CPTers demand action to protect Kurdish civilians


On Wednesday 8 October, representatives from eight countries gathered outside the Monument of Halabja Martyrs for a silent vigil demanding action from the international community to protect innocent civilians threatened by ISIS.  Many of the representatives were members of a delegation with the international human rights organization Christian Peacemaker Teams (CPT), who are spending two weeks learning about the situation in Iraqi Kurdistan.

Holding signs reading, “We Saw Halabja and Shangal, Now It's Time for Peace,” and “Kobani,” the demonstrators called attention to history’s repeated international failures to protect the Kurdish people from genocide and displacement.

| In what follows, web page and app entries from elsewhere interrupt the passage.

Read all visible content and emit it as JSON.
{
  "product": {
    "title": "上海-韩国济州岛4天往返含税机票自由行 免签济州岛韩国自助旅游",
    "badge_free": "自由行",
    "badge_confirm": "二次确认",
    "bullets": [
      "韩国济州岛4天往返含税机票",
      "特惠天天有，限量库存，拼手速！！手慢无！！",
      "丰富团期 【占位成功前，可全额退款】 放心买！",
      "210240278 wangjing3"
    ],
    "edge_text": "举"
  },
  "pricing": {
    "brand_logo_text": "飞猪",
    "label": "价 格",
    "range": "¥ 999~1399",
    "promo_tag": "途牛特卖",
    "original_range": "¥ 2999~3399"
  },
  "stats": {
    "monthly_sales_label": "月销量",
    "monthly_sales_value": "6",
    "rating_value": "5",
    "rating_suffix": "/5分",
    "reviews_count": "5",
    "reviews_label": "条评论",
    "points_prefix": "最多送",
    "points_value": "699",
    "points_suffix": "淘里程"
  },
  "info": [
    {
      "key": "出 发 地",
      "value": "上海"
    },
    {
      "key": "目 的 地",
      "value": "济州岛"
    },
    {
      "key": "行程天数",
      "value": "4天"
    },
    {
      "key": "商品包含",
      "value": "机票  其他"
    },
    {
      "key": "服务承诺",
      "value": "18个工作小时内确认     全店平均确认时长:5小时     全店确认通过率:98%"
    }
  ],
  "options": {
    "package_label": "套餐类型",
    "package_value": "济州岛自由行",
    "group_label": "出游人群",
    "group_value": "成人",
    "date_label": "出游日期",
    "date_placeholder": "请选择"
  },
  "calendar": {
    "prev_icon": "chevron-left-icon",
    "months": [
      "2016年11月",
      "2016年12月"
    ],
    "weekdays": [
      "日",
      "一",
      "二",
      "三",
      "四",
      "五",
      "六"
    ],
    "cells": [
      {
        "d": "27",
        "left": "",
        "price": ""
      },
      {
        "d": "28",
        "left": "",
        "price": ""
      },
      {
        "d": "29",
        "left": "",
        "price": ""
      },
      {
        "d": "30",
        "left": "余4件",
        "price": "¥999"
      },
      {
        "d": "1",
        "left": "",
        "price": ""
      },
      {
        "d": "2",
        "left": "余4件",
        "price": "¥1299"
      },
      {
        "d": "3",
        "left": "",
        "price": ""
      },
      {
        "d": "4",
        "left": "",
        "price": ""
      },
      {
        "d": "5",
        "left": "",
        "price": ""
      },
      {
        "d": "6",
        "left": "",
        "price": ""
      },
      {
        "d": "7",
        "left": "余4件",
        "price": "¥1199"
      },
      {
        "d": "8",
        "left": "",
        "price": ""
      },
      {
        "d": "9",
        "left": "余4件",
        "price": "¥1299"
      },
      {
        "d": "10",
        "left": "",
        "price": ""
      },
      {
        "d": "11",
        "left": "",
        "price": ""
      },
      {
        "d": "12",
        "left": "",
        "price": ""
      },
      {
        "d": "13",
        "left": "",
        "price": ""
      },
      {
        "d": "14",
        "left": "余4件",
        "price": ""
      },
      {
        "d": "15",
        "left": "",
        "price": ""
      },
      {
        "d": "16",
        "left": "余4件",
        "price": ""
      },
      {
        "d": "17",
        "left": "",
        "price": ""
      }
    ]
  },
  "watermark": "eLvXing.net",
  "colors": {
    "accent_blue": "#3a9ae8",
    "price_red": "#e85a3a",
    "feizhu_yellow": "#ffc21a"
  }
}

16 March 1988, Iraqi forces murdered 5,000 Kurds in the city of Halabja with mustard and nerve gas purchased from Germany.  It was the largest chemical weapons attack against a civilian population in history.  The attack occurred as part of Saddam's genocidal Al-Anfal Campaign against the Kurdish people, and the international community remained silent.

Protestors drew explicit connections between the massacre in Halabja, the massacre of Ezidi* people on Mount Shangal (“Sinjar” in Arabic) by ISIS in August of this year, and the current crisis in Kobani.  Vanessa Powell from Australia said, “Every generation, the Kurdish people face violence and displacement and people across the world do not stand with them.  Our governments need to do more to ensure that Kobani does not become another Sinjar, or another Halabja.

”The city of Kobani in Syria has been under siege by ISIS since 16 September, causing hundreds of thousands of Syrian Kurds to flee into Turkey.  International support for refugees has been minimal, and the Turkish government has used water cannons on refugees protesting for better treatment.

Members of the CPT delegation spent the previous week meeting with Ezidi IDPs across Iraqi Kurdistan.  They promised to return to their home countries—Germany, Poland, the Czech Republic, the United States, Canada, Australia, and Iraqi Kurdistan—and raise the voices of those displaced by ISIS violence.  Jonas Jung from Germany added, “IDP camps in Kurdistan grow every day. 

Thousands of Ezidi women are still held hostage by ISIS. If the international community does not take this situation seriously, and take serious steps to undermine ISIS, we will be guilty of allowing genocide to occur all over again.”

Christian Peacemaker Teams is an international human rights and peacemaking organization with teams all across the world.  It is dedicated to building relationships to transform violence and oppression.

*The Ezidi people prefer this name for themselves to “Yazidi.”